Some Sundays you preach your heart out, counsel, pray with people, trying to respond to the Holy Spirit’s movement, and nothing seems to happen. The music feels flat, your sermon seems to be missing something, people aren’t as engaged (they are there but somewhere else); you counsel people, and nothing seems to move the needle. You pray with people, and it feels like your prayers are hitting the ceiling. You lay down at the end of the day and think, “Why do I do this?”

It is amazing, the longer I am in ministry, how the feeling of a day can impact my memory of that day. My feeling of the day can also impact what I believe God did in that day.

This is important: my feelings and what God does are not always the same thing.

Here are five things (and questions) to keep in mind, regardless of what yesterday was like:

1. Good or bad, did you give God all that you had? Sometimes our feelings of misery after a Sunday are deserved. We didn’t give all that we had in our sermon prep, we didn’t preach with passion, we didn’t preach from a transformed heart and instead preached some information we were hoping to pass on. Sometimes you preach with everything you have, and people just sit there and take it in. Okay, what then? Does that matter?

2. What do your feelings, right now, say about your identity? Is that true? What truth do your feelings about a Sunday reveal about what you are telling yourself? Is your worth wrapped up in what people think? How many people took next steps? How many people got baptized? What if someone heard your sermon on Sunday and became a Christian in 25 years? Would that matter?

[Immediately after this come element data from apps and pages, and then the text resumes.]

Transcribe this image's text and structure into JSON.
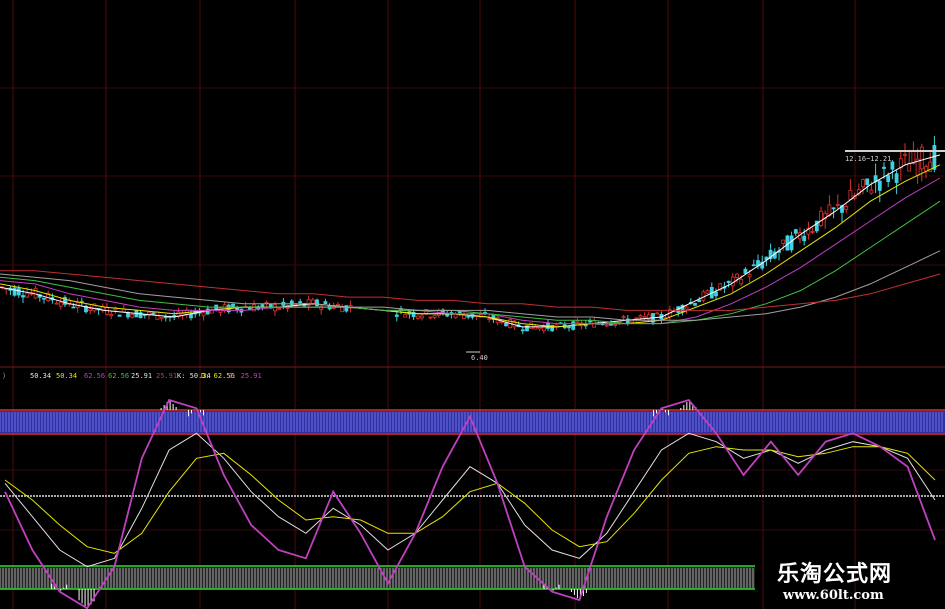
{
  "kdj": {
    "labels": [
      {
        "text": ")",
        "color": "#9a9a9a"
      },
      {
        "text": "50.34",
        "color": "#e0e0e0"
      },
      {
        "text": "50.34",
        "color": "#e6e600"
      },
      {
        "text": "62.56",
        "color": "#c040c0"
      },
      {
        "text": "62.56",
        "color": "#40c040"
      },
      {
        "text": "25.91",
        "color": "#e0e0e0"
      },
      {
        "text": "25.91",
        "color": "#e03030"
      },
      {
        "text": "K: 50.34",
        "color": "#e0e0e0"
      },
      {
        "text": "D: 62.56",
        "color": "#e6e600"
      },
      {
        "text": "J: 25.91",
        "color": "#c040c0"
      }
    ]
  },
  "price": {
    "low_label": "6.40",
    "high_label": "12.16~12.21"
  },
  "watermark": {
    "cn": "乐淘公式网",
    "url": "www.60lt.com"
  },
  "chart_data": [
    {
      "type": "line",
      "title": "",
      "panel": "candlestick price with moving averages",
      "grid": true,
      "annotations": [
        "6.40",
        "12.16~12.21"
      ],
      "series": [
        {
          "color": "#ffffff",
          "values": [
            8.2,
            8.0,
            7.7,
            7.5,
            7.4,
            7.3,
            7.5,
            7.6,
            7.6,
            7.7,
            7.6,
            7.5,
            7.4,
            7.4,
            7.3,
            7.0,
            7.0,
            7.1,
            7.2,
            7.3,
            7.8,
            8.3,
            9.0,
            9.8,
            10.5,
            11.3,
            11.9,
            12.2
          ]
        },
        {
          "color": "#e6e600",
          "values": [
            8.3,
            8.1,
            7.8,
            7.6,
            7.5,
            7.4,
            7.5,
            7.6,
            7.6,
            7.6,
            7.6,
            7.5,
            7.4,
            7.4,
            7.3,
            7.1,
            7.0,
            7.1,
            7.1,
            7.2,
            7.6,
            8.0,
            8.6,
            9.3,
            10.0,
            10.8,
            11.4,
            11.9
          ]
        },
        {
          "color": "#c040c0",
          "values": [
            8.4,
            8.3,
            8.0,
            7.8,
            7.6,
            7.5,
            7.5,
            7.5,
            7.6,
            7.6,
            7.6,
            7.5,
            7.5,
            7.4,
            7.4,
            7.2,
            7.1,
            7.1,
            7.1,
            7.1,
            7.3,
            7.7,
            8.2,
            8.8,
            9.5,
            10.2,
            10.9,
            11.5
          ]
        },
        {
          "color": "#40c040",
          "values": [
            8.5,
            8.4,
            8.2,
            8.0,
            7.8,
            7.7,
            7.6,
            7.6,
            7.6,
            7.6,
            7.6,
            7.5,
            7.5,
            7.5,
            7.4,
            7.3,
            7.2,
            7.2,
            7.1,
            7.1,
            7.2,
            7.4,
            7.7,
            8.1,
            8.7,
            9.4,
            10.1,
            10.8
          ]
        },
        {
          "color": "#a0a0a0",
          "values": [
            8.6,
            8.5,
            8.4,
            8.2,
            8.0,
            7.9,
            7.8,
            7.7,
            7.7,
            7.7,
            7.6,
            7.6,
            7.5,
            7.5,
            7.5,
            7.4,
            7.3,
            7.3,
            7.2,
            7.2,
            7.2,
            7.3,
            7.4,
            7.6,
            7.9,
            8.3,
            8.8,
            9.3
          ]
        },
        {
          "color": "#c03030",
          "values": [
            8.7,
            8.7,
            8.6,
            8.5,
            8.4,
            8.3,
            8.2,
            8.1,
            8.0,
            8.0,
            7.9,
            7.9,
            7.8,
            7.8,
            7.7,
            7.7,
            7.6,
            7.6,
            7.5,
            7.5,
            7.5,
            7.5,
            7.6,
            7.7,
            7.8,
            8.0,
            8.3,
            8.6
          ]
        }
      ]
    },
    {
      "type": "line",
      "title": "",
      "panel": "KDJ indicator",
      "grid": true,
      "ylim": [
        -10,
        110
      ],
      "series": [
        {
          "name": "K",
          "color": "#e0e0e0",
          "values": [
            60,
            40,
            20,
            10,
            15,
            45,
            80,
            90,
            75,
            55,
            40,
            30,
            45,
            35,
            20,
            30,
            50,
            70,
            60,
            35,
            20,
            15,
            30,
            55,
            80,
            90,
            85,
            75,
            80,
            72,
            80,
            85,
            82,
            75,
            50
          ]
        },
        {
          "name": "D",
          "color": "#e6e600",
          "values": [
            62,
            50,
            35,
            22,
            18,
            30,
            55,
            75,
            78,
            65,
            50,
            38,
            40,
            38,
            30,
            30,
            40,
            55,
            60,
            48,
            32,
            22,
            25,
            42,
            62,
            78,
            82,
            80,
            80,
            76,
            78,
            82,
            82,
            78,
            62
          ]
        },
        {
          "name": "J",
          "color": "#c040c0",
          "values": [
            55,
            20,
            -5,
            -15,
            10,
            75,
            110,
            105,
            65,
            35,
            20,
            15,
            55,
            30,
            0,
            30,
            70,
            100,
            60,
            10,
            -5,
            -10,
            40,
            80,
            105,
            110,
            90,
            65,
            85,
            65,
            85,
            90,
            82,
            70,
            26
          ]
        }
      ]
    }
  ]
}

3. Do you believe what you’d tell a friend in this situation? If a friend called you on a Monday and said, “I preached my guts out and nothing would happen,” you’d remind him that God’s word never returns void, that it always does its work. Now, do you believe that or are those just words on a page? Are those words just as authoritative and inspired by the Holy Spirit as Romans 8, Ephesians 1 or any other passage you love to preach?

4. God doesn’t need you. This should humble you. God can save every one of the people He intends to save without using any of us. He doesn’t need you or me for His gospel to be preached or for anyone to be rescued and enter His Kingdom. He doesn’t. He doesn’t need your words, your sermons or your songs. But He takes them. He uses them.

5. Today is another day. Get up, exercise, get some coffee, read your Bible and spend some time with your Heavenly Father. It is a new day. What happened yesterday, while it has an impact on today, happened yesterday. Too often we worry about yesterday. Let it go.